In 2016, with 3 Michelin stars already to his name, Bottura founded Food for Soul, an initiative that he runs with his wife, Lara Gilmore, dedicated to reducing and preventing food waste, by feeding the needy and less fortunate within several communities. Food for Soul engages companies, organizations, and professionals to take part in creating community kitchens, bringing together a range people to weave a unique and beautiful tapestry of skills and contributions, rarely associated with social movements of the sort. Take for example Food for Soul’s most recently opened Refettorio in Paris: In the crypt underneath the central Parisian church La Madeleine, the Refettorio Paris, offers a meal and a table for the local community, as professional and highly trained chefs cook salvaged food in the kitchens, enjoyed between the walls repurposed and transformed by some of the city’s leading architects and artists. The Paris Refettorio is one of a group of such places, reclaiming and converting old (and in some cases abandoned) spaces to create kitchens and social tables. This commitment to the reuse and revival of neglected resources, carries through to the very food that arrives at the tables. The ingredients for each meal come from the fresh and edible produce that would otherwise go to waste each day, and comes to Food for Soul’s kitchens, collected and donated by a range of non-profit organizations and supermarkets.

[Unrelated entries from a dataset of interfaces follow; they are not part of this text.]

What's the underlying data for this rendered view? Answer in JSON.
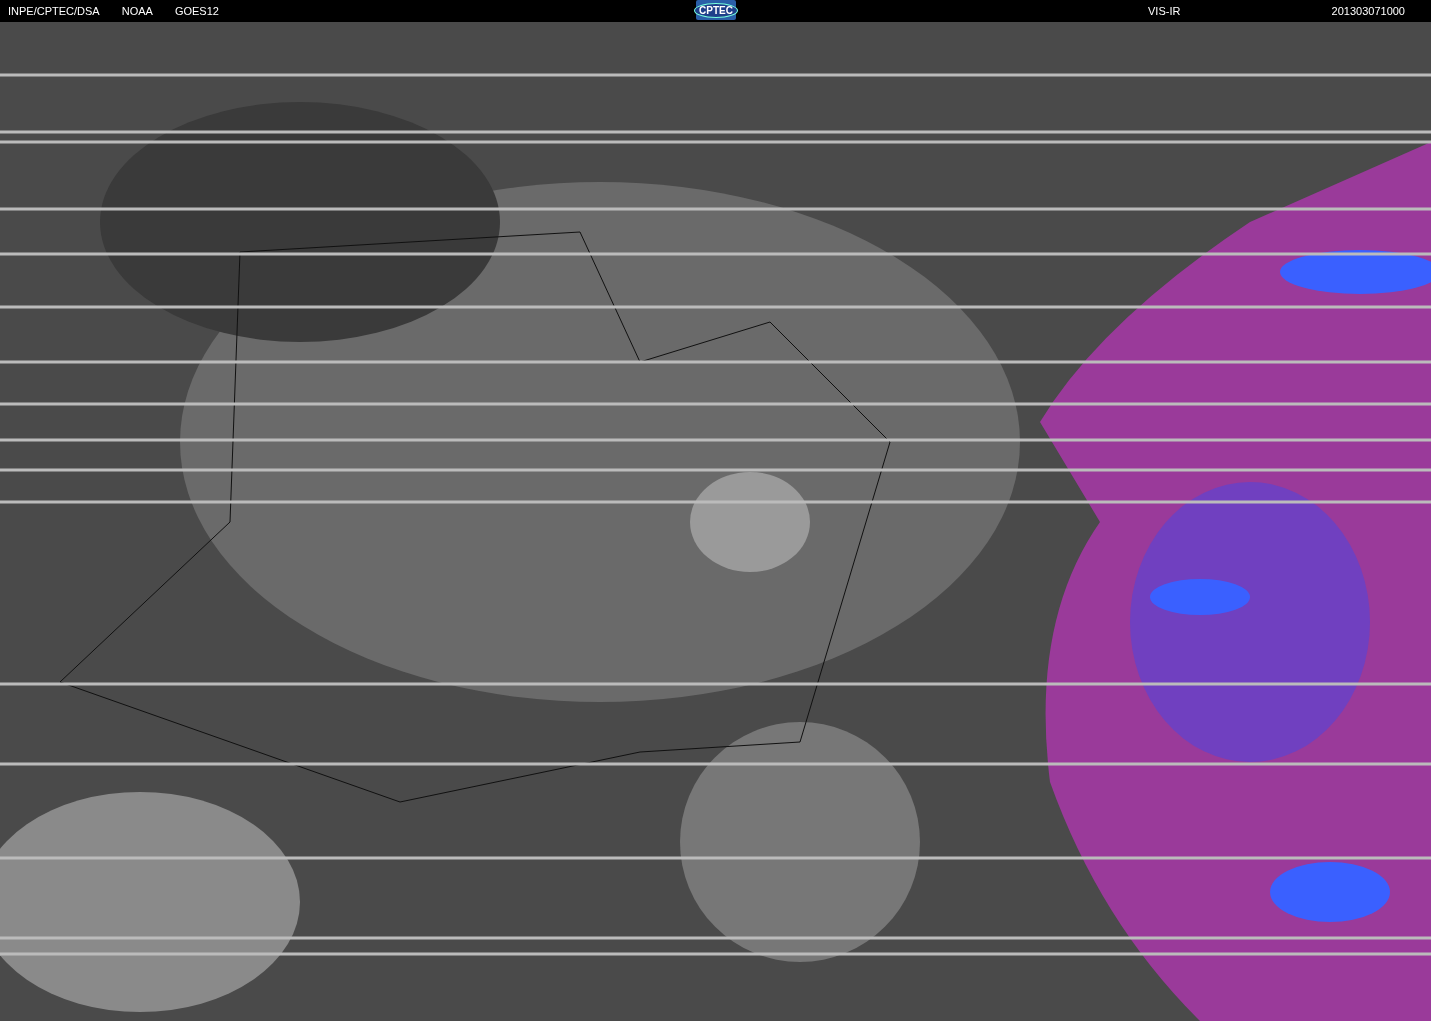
{
  "header": {
    "source": "INPE/CPTEC/DSA",
    "agency": "NOAA",
    "satellite": "GOES12",
    "logo": "CPTEC",
    "channel": "VIS-IR",
    "timestamp": "201303071000"
  }
}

Just as Osteria Francescana is no ordinary restaurant, Massimo Bottura is no ordinary chef and restaurateur. The foundation of Food for Soul was the fruit of many years of learning and work on the topics that the organization deals with, among which, Bottura has cemented himself as a friend and supporter of Slow Food. A regular attendee at Slow Food events, Bottura espouses the same values as Slow Food, that the best food starts with the best ingredients, and that the social and cultural elements of gastronomy are key to provoking change.
Massimo Bottura will join the likes of Raj Patel, Alon Shaya and Daniela Ibarra-Howell at Slow Food Nations in mid-July. Among the topics that he will discuss, food waste and how we can break the habit of producing and throwing away too much food will take center stage. Slow Food Nations is the flagship event for our USA network, with the star lineup of guests and workshops (tickets still available!) matched by a wealth of free and open events, and a market to fill the streets of Denver with the aromas and tastes of Slow Food.
To his already swollen list of accolades, Bottura arguably needs no further additions, but the impact of his social work and fight against food waste might just define his legacy.